of orange, reddish haze that I couldn't identify. I saw some of the
men stumble and fall as they tried to clear the door openings. I
saw some of them run head-on into electrical boxes mounted on the bulkheads.
I couldn't tell what was going on, and I remember thinking that the reddish
cloud, glistening in the lights, looked beautiful. Eventually I was
engulfed in the smoke and I learned what those men were going through.
At the first full breath of that smoke, my lungs shut down, my throat and
nose burned and I felt as if a hand full of sand had been thrown directly
into my eyes. I couldn't see, I couldn't breathe, and I couldn't
think. I heard someone yell, "stay low!" and I obeyed. I was
relieved to find some fresh air to get into my lungs. And as I retreated,
almost at a crawl, I heard a hatch open and someone said "up here!".
From a crouched position, I was able to get some idea of what was going
on around me, and it was then that I heard someone mention that there had
been an explosion somewhere up forward. Some of the smoke rushed
out the hatch and I was able to guide some men up the hatch, but that lasted
for a minute or two before I was overcome by the smoke once again and I
had to go up and out the hatch myself.
What happens next is a graphic description of what I saw and what
I heard and what I felt and what I smelled. It is an experience I will
never forget. It represents the harsh reality of what it means to go to
Topside, I gathered myself together and I learned that an explosion
had happened inside Gun Turret #2. It was obvious that I was not
going to make it to my battle station just below Turret #2. So I
went forward, and I saw men on the catwalks and just outside the gun turret.
The men were forming a work detail headed by a Chief Petty Officer whose
name I don't recall. As I got closer, I saw men with OBAs
(Oxygen Breathing Apparatus) and asbestos gloves. A decision was
made to open the door and go in. Water poured out as the turret's
door was opened. The area was very hot and humid, and a strange odor
as of something burning emanated from witin the gun turret. I had
never in my life smelled that before. The men with the OBAs went
in to assess the damage and after several minutes they emerged and they
let the Chief know that no one was alive inside. A verbal analysis of the
situation inside was given and a plan was made to remove the bodies of
those who died inside Gun Turret #2. I remember someone saying there
We formed a manline, those of us who were there. I didn't hear
anyone complain. In fact, I only heard the Chief and maybe two other
men speak. It was almost surreal, the smoke, the lights, the night,
the time, and the ships that had come to assist, steaming at a distance.
I had seen war movies that resembled this scene. At times I can only

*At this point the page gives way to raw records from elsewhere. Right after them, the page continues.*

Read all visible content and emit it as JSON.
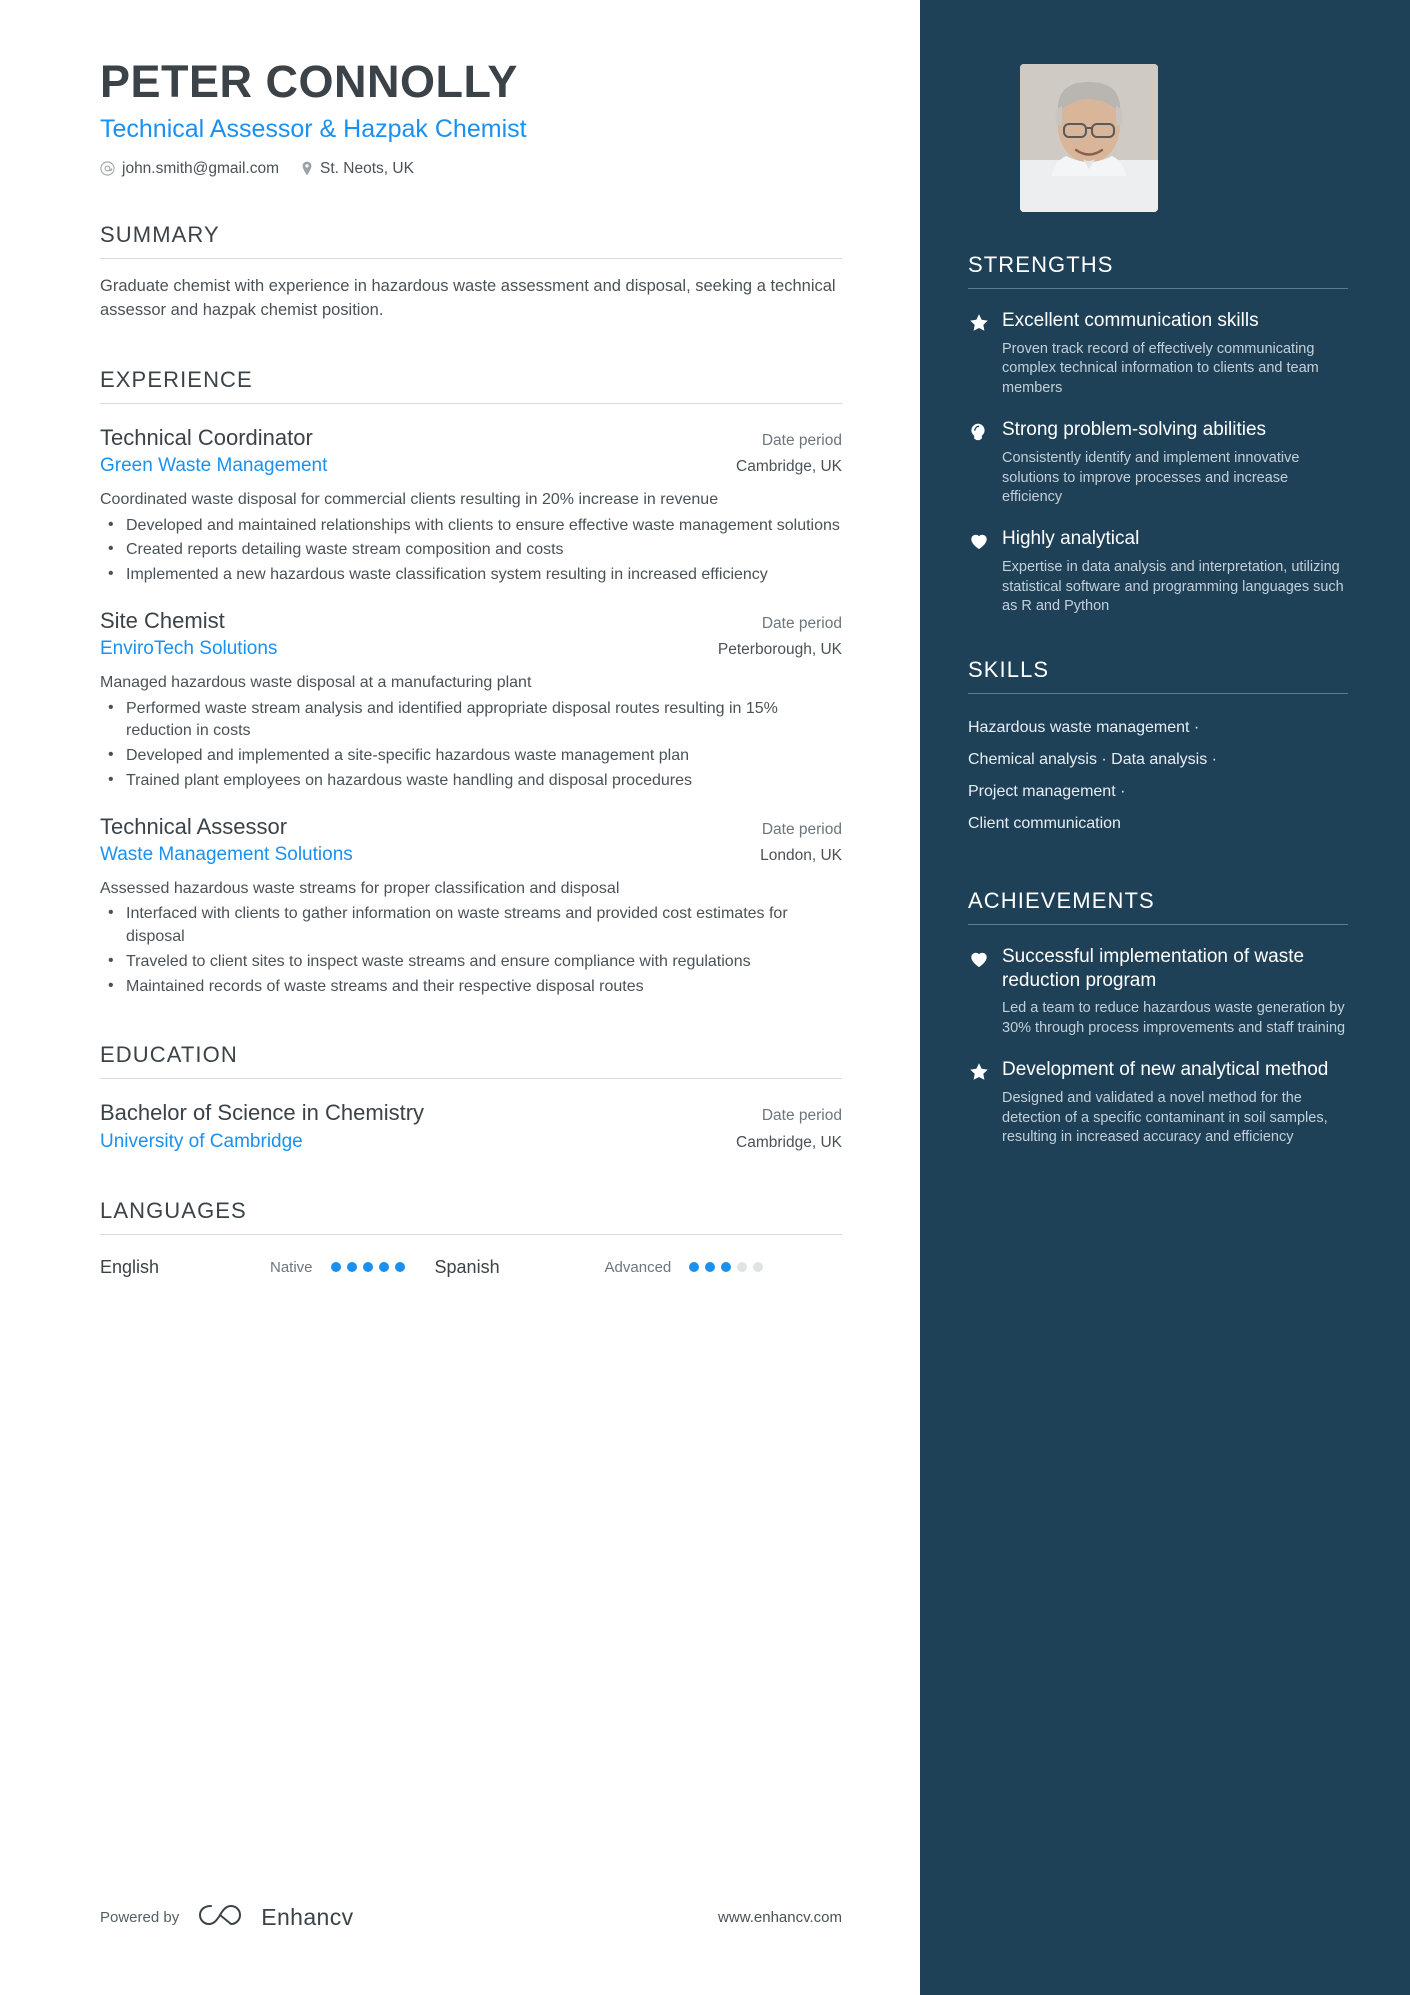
{
  "header": {
    "name": "PETER CONNOLLY",
    "role": "Technical Assessor & Hazpak Chemist",
    "email": "john.smith@gmail.com",
    "location": "St. Neots, UK",
    "email_icon": "at-icon",
    "location_icon": "map-pin-icon",
    "photo_alt": "profile-photo"
  },
  "summary": {
    "title": "SUMMARY",
    "text": "Graduate chemist with experience in hazardous waste assessment and disposal, seeking a technical assessor and hazpak chemist position."
  },
  "experience": {
    "title": "EXPERIENCE",
    "entries": [
      {
        "title": "Technical Coordinator",
        "date": "Date period",
        "org": "Green Waste Management",
        "location": "Cambridge, UK",
        "desc": "Coordinated waste disposal for commercial clients resulting in 20% increase in revenue",
        "bullets": [
          "Developed and maintained relationships with clients to ensure effective waste management solutions",
          "Created reports detailing waste stream composition and costs",
          "Implemented a new hazardous waste classification system resulting in increased efficiency"
        ]
      },
      {
        "title": "Site Chemist",
        "date": "Date period",
        "org": "EnviroTech Solutions",
        "location": "Peterborough, UK",
        "desc": "Managed hazardous waste disposal at a manufacturing plant",
        "bullets": [
          "Performed waste stream analysis and identified appropriate disposal routes resulting in 15% reduction in costs",
          "Developed and implemented a site-specific hazardous waste management plan",
          "Trained plant employees on hazardous waste handling and disposal procedures"
        ]
      },
      {
        "title": "Technical Assessor",
        "date": "Date period",
        "org": "Waste Management Solutions",
        "location": "London, UK",
        "desc": "Assessed hazardous waste streams for proper classification and disposal",
        "bullets": [
          "Interfaced with clients to gather information on waste streams and provided cost estimates for disposal",
          "Traveled to client sites to inspect waste streams and ensure compliance with regulations",
          "Maintained records of waste streams and their respective disposal routes"
        ]
      }
    ]
  },
  "education": {
    "title": "EDUCATION",
    "entries": [
      {
        "title": "Bachelor of Science in Chemistry",
        "date": "Date period",
        "org": "University of Cambridge",
        "location": "Cambridge, UK"
      }
    ]
  },
  "languages": {
    "title": "LANGUAGES",
    "items": [
      {
        "name": "English",
        "level": "Native",
        "filled": 5,
        "total": 5
      },
      {
        "name": "Spanish",
        "level": "Advanced",
        "filled": 3,
        "total": 5
      }
    ]
  },
  "strengths": {
    "title": "STRENGTHS",
    "items": [
      {
        "icon": "star-icon",
        "name": "Excellent communication skills",
        "desc": "Proven track record of effectively communicating complex technical information to clients and team members"
      },
      {
        "icon": "lightbulb-icon",
        "name": "Strong problem-solving abilities",
        "desc": "Consistently identify and implement innovative solutions to improve processes and increase efficiency"
      },
      {
        "icon": "heart-icon",
        "name": "Highly analytical",
        "desc": "Expertise in data analysis and interpretation, utilizing statistical software and programming languages such as R and Python"
      }
    ]
  },
  "skills": {
    "title": "SKILLS",
    "lines": [
      "Hazardous waste management ·",
      "Chemical analysis · Data analysis ·",
      "Project management ·",
      "Client communication"
    ]
  },
  "achievements": {
    "title": "ACHIEVEMENTS",
    "items": [
      {
        "icon": "heart-icon",
        "name": "Successful implementation of waste reduction program",
        "desc": "Led a team to reduce hazardous waste generation by 30% through process improvements and staff training"
      },
      {
        "icon": "star-icon",
        "name": "Development of new analytical method",
        "desc": "Designed and validated a novel method for the detection of a specific contaminant in soil samples, resulting in increased accuracy and efficiency"
      }
    ]
  },
  "footer": {
    "powered_by": "Powered by",
    "brand": "Enhancv",
    "brand_icon": "enhancv-logo-icon",
    "website": "www.enhancv.com"
  },
  "colors": {
    "accent_blue": "#1a91f0",
    "sidebar_bg": "#1f4158",
    "heading": "#3b4348",
    "body": "#4a5257"
  }
}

remember that night in black and white, yet other times it seems like an
old monochrome picture. My senses were distorted.
But the time came to bring out the dead. Army blankets were

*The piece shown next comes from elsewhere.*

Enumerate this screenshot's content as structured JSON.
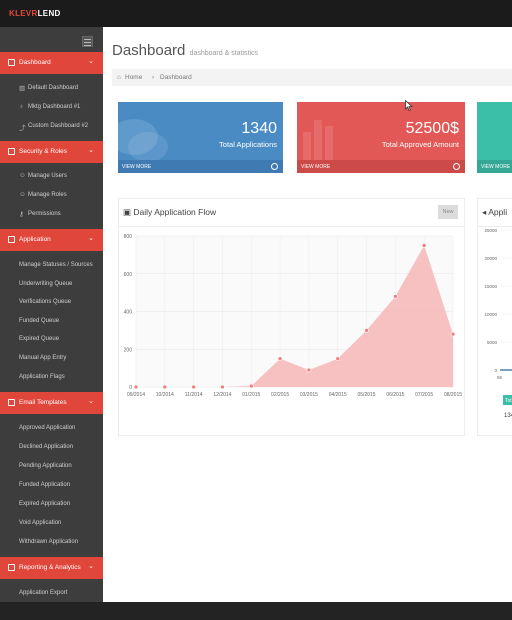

brought to the front. Some of the men went in and began to carry
the bodies to the door where others outside helped to place them on the

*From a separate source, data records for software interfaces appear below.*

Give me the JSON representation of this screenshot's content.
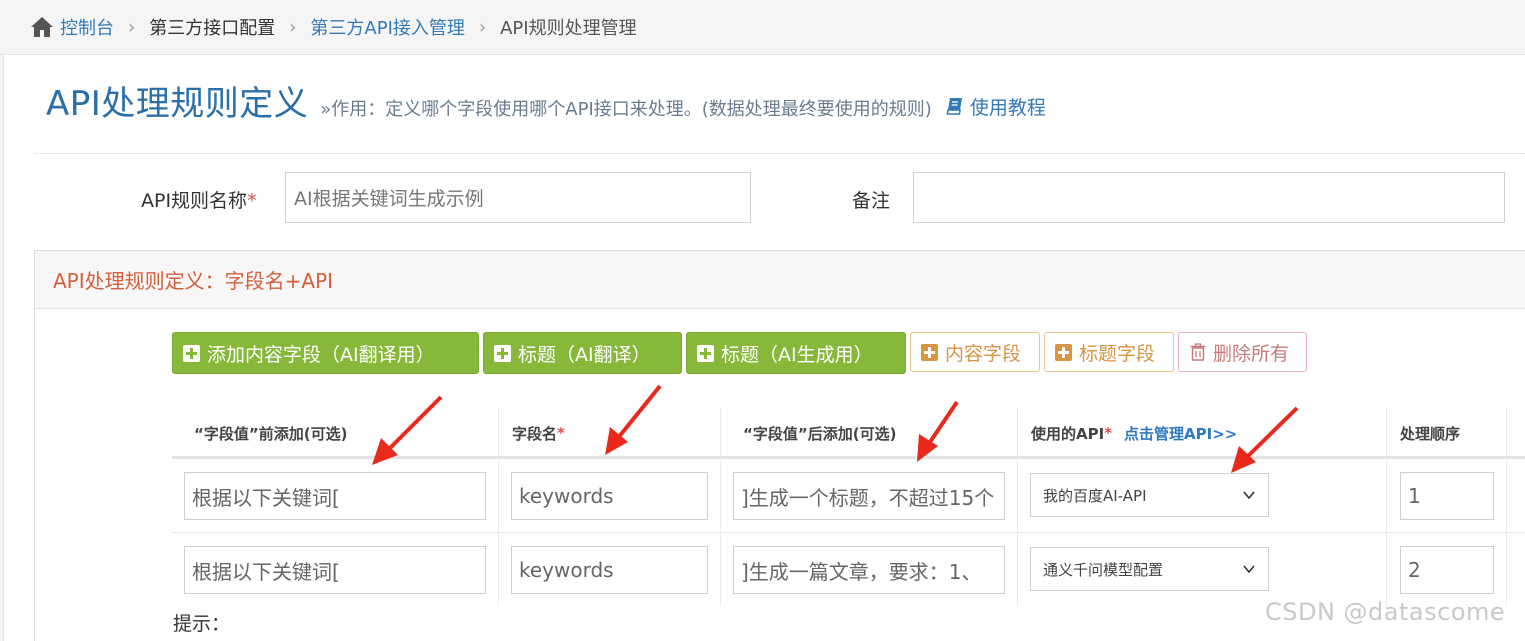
{
  "breadcrumb": {
    "home_icon": "home-icon",
    "items": [
      "控制台",
      "第三方接口配置",
      "第三方API接入管理",
      "API规则处理管理"
    ],
    "separator": ">"
  },
  "header": {
    "title": "API处理规则定义",
    "description": "»作用：定义哪个字段使用哪个API接口来处理。(数据处理最终要使用的规则)",
    "tutorial_icon": "book-icon",
    "tutorial_label": "使用教程"
  },
  "form": {
    "rule_name_label": "API规则名称",
    "required_mark": "*",
    "rule_name_value": "AI根据关键词生成示例",
    "remark_label": "备注",
    "remark_value": ""
  },
  "panel": {
    "title": "API处理规则定义：字段名+API",
    "buttons": [
      "添加内容字段（AI翻译用）",
      "标题（AI翻译）",
      "标题（AI生成用）",
      "内容字段",
      "标题字段",
      "删除所有"
    ],
    "columns": {
      "prefix": "“字段值”前添加(可选)",
      "field_name": "字段名",
      "suffix": "“字段值”后添加(可选)",
      "api": "使用的API",
      "api_link": "点击管理API>>",
      "order": "处理顺序"
    },
    "rows": [
      {
        "prefix": "根据以下关键词[",
        "field_name": "keywords",
        "suffix": "]生成一个标题，不超过15个",
        "api": "我的百度AI-API",
        "order": "1"
      },
      {
        "prefix": "根据以下关键词[",
        "field_name": "keywords",
        "suffix": "]生成一篇文章，要求：1、",
        "api": "通义千问模型配置",
        "order": "2"
      }
    ],
    "hint_label": "提示："
  },
  "watermark": "CSDN @datascome",
  "colors": {
    "accent": "#2b6fa8",
    "panel_title": "#d35f3c",
    "green_button": "#87b83a",
    "warning_button": "#d89544",
    "danger_button": "#c97a7a",
    "annotation_arrow": "#e8291c"
  }
}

blankets. Each of the bodies was then handed down the line to the
main deck. As one of the men attempted to take hold of a dead sailor's
arm, the skin pealed back. I had lost all emotion at that time, and
as a saw the dead sailor's pinkish, whitish flesh, I also saw his disfigured
face, but I recognized him. He was a black sailor that I had seen
often in the mess hall. And I thought to myself, black and white
men are all the same color under the skin. As another body was being
carried out, one of the carriers
dropped him on one side and a gasp went out from us, and the Chief said,
"don't worry, you can't hurt him anymore". Strange, but that had
a reassuring effect on me, as I had never before had to deal with death
so closely. I suppose that at that time, I could have pulled myself
out of the line and gone to sit somewhere in the fantail where there was
more fresh and clean air to breathe.
One by one, the bodies were taken to a makeshift morgue to be identified
and pronounced dead. I came to realize that what I smelled that night
was burned flesh. The taste stayed in my mouth for many months and
several years after. And even now, in my mind, I can still see and
hear and feel and smell and taste that night, October 1, 1972.